(Instructions for the task): Copy every line that holds the string "native" from the data below.

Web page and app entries
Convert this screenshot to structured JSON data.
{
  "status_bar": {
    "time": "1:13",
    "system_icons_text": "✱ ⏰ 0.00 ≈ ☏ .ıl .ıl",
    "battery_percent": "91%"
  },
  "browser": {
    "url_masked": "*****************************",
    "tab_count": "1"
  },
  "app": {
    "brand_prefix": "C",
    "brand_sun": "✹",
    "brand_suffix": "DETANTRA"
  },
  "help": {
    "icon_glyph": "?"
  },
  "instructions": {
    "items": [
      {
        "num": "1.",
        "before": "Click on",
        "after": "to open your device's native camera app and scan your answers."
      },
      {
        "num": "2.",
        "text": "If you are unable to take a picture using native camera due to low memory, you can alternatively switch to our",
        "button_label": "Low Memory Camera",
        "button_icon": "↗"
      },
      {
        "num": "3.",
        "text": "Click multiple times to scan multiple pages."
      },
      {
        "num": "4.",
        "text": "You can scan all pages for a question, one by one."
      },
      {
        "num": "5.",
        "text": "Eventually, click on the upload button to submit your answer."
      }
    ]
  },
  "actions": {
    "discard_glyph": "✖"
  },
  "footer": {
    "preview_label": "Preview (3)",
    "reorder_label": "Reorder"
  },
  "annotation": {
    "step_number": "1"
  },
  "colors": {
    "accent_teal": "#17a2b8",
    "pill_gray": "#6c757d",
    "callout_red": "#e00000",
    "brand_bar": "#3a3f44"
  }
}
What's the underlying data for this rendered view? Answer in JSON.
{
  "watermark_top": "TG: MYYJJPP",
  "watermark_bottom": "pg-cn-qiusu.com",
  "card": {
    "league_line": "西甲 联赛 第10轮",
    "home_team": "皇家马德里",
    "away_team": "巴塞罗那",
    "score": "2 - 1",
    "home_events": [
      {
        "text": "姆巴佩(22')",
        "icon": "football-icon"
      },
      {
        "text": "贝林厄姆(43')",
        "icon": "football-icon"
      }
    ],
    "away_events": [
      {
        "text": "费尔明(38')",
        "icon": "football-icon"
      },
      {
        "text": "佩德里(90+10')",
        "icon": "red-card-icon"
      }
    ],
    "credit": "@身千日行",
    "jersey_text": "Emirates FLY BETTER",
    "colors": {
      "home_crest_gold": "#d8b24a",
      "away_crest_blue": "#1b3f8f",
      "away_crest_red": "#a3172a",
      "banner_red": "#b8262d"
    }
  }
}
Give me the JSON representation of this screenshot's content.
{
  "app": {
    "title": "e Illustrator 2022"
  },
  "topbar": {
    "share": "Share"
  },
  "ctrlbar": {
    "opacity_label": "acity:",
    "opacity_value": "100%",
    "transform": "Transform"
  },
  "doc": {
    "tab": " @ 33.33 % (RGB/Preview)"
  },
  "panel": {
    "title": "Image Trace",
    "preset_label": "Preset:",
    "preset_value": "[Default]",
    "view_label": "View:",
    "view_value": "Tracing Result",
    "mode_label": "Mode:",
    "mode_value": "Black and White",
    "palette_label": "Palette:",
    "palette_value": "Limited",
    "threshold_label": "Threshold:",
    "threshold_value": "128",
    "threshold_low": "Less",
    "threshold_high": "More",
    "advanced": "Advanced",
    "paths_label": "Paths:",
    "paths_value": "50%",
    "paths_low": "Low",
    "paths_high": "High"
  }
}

(Exercise answer):
        "after": "to open your device's native camera app and scan your answers."
        "text": "If you are unable to take a picture using native camera due to low memory, you can alternatively switch to our",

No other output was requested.